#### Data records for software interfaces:
•••
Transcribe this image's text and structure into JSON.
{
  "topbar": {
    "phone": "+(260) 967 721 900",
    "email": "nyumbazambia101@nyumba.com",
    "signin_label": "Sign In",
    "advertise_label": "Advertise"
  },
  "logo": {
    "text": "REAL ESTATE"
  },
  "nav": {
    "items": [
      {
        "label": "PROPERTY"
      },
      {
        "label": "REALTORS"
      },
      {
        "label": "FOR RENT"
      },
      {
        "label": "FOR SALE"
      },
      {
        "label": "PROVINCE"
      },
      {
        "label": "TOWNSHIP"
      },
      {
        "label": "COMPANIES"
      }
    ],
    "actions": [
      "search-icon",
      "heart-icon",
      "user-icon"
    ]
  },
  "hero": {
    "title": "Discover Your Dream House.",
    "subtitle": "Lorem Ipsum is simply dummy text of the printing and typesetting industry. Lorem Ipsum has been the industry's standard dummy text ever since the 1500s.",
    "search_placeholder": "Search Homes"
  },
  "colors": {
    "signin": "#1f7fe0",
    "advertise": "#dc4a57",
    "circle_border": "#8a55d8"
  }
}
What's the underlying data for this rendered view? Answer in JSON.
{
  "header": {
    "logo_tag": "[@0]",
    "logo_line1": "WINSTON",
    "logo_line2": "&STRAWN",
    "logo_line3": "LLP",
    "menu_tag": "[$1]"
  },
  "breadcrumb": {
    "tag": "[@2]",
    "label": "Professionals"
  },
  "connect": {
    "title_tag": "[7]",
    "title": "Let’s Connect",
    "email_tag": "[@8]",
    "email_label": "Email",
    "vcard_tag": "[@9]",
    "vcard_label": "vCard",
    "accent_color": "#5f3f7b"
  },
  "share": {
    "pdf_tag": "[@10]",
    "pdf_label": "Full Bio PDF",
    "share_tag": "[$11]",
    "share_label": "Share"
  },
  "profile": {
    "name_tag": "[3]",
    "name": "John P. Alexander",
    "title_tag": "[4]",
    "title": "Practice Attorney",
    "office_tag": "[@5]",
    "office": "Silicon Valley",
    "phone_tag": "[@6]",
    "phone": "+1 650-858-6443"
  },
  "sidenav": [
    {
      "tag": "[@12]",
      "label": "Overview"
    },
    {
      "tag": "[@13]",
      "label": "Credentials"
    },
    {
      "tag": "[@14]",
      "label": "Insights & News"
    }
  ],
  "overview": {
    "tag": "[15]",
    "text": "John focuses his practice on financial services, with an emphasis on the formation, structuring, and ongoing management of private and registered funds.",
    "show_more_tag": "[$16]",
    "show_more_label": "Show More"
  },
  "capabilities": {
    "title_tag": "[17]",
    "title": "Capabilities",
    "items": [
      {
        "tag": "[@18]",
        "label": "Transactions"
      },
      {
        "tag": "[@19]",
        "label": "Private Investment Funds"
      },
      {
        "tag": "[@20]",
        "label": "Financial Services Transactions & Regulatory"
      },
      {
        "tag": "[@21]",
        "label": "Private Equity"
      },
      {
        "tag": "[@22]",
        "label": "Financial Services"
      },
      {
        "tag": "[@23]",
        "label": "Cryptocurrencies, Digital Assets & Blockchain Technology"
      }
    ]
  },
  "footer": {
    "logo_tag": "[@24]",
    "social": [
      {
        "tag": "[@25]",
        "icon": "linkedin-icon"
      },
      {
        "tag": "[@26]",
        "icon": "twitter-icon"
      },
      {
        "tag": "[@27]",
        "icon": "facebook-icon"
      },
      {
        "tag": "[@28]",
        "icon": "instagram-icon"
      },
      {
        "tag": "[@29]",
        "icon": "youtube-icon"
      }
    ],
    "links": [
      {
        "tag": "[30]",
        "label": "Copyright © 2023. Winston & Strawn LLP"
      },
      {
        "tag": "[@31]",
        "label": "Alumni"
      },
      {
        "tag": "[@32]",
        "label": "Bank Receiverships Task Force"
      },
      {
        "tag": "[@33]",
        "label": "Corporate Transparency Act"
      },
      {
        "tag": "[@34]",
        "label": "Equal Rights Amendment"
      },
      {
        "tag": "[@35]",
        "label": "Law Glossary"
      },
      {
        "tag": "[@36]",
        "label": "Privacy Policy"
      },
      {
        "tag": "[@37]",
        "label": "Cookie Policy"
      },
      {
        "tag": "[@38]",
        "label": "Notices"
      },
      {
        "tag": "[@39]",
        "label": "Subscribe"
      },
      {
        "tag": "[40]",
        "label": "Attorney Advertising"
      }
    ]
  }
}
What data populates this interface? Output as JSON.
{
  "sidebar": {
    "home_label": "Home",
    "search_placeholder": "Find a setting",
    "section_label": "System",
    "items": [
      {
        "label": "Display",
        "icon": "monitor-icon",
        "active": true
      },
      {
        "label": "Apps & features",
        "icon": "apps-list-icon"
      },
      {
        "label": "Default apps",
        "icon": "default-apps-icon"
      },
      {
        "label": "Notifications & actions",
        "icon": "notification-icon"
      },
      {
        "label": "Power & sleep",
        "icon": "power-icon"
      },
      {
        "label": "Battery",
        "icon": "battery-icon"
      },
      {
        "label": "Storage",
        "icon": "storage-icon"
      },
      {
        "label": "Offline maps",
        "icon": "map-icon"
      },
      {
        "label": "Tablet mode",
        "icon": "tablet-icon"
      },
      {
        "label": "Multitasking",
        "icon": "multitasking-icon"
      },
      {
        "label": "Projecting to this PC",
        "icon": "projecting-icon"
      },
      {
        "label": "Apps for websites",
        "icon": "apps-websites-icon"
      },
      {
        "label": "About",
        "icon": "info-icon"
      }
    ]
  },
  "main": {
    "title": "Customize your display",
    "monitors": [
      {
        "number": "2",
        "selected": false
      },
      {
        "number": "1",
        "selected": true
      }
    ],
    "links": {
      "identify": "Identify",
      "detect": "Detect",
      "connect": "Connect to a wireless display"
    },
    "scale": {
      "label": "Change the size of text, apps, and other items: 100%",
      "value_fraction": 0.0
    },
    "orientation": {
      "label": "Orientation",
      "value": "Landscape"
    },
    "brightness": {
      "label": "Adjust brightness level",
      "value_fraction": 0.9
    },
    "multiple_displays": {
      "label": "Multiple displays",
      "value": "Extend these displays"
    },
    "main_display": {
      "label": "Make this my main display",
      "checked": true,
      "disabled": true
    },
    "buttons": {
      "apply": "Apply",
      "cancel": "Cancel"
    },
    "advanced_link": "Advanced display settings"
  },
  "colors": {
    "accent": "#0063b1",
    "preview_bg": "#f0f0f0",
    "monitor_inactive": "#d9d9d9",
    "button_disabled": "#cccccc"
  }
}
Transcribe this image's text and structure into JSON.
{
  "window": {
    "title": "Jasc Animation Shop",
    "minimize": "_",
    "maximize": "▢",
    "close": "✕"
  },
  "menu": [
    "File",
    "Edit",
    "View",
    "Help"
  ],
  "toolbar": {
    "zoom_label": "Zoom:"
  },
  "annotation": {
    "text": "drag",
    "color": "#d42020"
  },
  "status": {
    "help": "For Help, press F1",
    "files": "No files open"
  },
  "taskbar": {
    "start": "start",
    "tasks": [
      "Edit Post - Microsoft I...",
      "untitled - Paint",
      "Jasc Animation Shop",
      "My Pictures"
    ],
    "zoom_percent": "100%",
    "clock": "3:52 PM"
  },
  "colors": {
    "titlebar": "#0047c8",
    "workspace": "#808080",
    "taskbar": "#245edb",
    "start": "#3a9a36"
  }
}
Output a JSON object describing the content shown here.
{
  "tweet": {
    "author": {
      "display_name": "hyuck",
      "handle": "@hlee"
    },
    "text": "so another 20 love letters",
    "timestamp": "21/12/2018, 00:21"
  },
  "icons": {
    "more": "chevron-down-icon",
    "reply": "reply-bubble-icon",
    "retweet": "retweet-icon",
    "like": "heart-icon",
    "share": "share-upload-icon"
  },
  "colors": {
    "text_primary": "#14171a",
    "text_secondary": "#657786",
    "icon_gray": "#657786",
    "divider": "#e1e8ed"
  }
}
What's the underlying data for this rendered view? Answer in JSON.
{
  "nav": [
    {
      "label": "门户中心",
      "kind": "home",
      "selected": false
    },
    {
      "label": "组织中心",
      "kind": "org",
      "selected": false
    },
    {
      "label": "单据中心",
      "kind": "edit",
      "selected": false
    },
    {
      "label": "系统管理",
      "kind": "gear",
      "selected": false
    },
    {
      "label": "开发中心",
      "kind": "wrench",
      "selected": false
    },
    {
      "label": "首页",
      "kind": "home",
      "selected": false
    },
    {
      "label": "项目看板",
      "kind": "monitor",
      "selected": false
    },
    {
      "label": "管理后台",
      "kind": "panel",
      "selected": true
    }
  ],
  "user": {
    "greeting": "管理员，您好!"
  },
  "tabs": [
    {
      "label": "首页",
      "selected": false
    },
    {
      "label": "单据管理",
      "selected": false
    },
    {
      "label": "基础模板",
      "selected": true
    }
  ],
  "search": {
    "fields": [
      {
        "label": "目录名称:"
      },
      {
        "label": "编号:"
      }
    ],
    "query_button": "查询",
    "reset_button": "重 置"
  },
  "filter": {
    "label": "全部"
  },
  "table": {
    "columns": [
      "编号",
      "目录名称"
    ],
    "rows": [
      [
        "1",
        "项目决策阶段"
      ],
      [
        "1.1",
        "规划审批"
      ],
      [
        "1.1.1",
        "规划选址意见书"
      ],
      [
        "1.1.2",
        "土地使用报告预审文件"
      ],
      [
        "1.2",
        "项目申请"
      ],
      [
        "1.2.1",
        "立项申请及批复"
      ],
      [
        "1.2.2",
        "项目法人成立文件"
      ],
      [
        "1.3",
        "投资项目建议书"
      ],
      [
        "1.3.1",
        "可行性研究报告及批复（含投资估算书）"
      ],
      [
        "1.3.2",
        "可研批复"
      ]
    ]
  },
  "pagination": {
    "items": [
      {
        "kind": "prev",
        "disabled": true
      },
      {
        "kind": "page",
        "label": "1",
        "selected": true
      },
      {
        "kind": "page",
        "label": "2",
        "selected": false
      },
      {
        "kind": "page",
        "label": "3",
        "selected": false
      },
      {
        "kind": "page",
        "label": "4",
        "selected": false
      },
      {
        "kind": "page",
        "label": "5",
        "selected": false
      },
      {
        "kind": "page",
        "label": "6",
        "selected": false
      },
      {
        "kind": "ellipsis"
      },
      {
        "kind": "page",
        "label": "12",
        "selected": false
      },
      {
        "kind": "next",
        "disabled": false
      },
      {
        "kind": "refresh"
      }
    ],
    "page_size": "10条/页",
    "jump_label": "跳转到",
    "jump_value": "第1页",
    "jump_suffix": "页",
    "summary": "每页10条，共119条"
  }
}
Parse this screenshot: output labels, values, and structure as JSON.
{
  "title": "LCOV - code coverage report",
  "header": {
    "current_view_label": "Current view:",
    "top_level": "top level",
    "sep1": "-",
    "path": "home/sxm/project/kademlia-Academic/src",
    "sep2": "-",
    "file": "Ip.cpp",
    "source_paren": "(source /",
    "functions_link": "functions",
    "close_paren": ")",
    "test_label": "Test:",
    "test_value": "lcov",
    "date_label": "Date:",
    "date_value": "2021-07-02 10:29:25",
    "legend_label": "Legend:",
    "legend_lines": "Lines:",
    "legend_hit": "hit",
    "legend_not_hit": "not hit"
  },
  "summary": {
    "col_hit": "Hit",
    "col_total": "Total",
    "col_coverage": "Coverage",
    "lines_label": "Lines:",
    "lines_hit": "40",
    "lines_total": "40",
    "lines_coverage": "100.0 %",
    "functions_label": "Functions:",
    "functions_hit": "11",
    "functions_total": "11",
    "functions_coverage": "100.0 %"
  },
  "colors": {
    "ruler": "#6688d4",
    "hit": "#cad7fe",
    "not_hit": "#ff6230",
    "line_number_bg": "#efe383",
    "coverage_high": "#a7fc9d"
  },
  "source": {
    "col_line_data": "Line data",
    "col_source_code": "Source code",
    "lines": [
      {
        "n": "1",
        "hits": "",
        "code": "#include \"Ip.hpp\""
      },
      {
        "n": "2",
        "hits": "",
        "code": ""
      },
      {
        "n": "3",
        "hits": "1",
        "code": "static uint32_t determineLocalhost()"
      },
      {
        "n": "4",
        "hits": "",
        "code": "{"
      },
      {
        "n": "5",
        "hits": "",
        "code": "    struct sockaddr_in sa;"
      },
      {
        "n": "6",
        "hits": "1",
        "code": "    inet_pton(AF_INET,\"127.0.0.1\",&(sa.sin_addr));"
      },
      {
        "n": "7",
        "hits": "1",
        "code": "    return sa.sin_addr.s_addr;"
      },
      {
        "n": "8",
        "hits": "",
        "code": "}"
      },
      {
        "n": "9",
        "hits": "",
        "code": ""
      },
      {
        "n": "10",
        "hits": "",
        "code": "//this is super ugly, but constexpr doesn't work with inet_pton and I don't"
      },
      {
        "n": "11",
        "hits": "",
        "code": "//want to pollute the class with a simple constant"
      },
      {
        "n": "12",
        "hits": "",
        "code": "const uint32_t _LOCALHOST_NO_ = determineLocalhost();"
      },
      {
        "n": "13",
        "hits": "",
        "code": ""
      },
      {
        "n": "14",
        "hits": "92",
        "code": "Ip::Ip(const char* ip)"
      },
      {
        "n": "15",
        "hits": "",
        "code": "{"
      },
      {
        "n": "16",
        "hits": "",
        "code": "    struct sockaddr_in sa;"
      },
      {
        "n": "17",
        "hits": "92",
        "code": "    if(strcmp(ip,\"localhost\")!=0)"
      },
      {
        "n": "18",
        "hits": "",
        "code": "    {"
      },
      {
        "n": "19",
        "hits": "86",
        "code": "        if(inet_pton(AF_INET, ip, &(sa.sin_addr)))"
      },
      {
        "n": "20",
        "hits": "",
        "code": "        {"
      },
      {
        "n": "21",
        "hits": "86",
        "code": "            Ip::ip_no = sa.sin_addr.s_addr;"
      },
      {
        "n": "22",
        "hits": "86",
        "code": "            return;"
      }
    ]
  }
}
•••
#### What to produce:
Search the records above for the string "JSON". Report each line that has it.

#### Task answer:
Transcribe this image's text and structure into JSON.
What's the underlying data for this rendered view? Answer in JSON.
What data populates this interface? Output as JSON.
Transcribe this image's text and structure into JSON.
Output a JSON object describing the content shown here.
What's the underlying data for this rendered view? Answer in JSON.
Parse this screenshot: output labels, values, and structure as JSON.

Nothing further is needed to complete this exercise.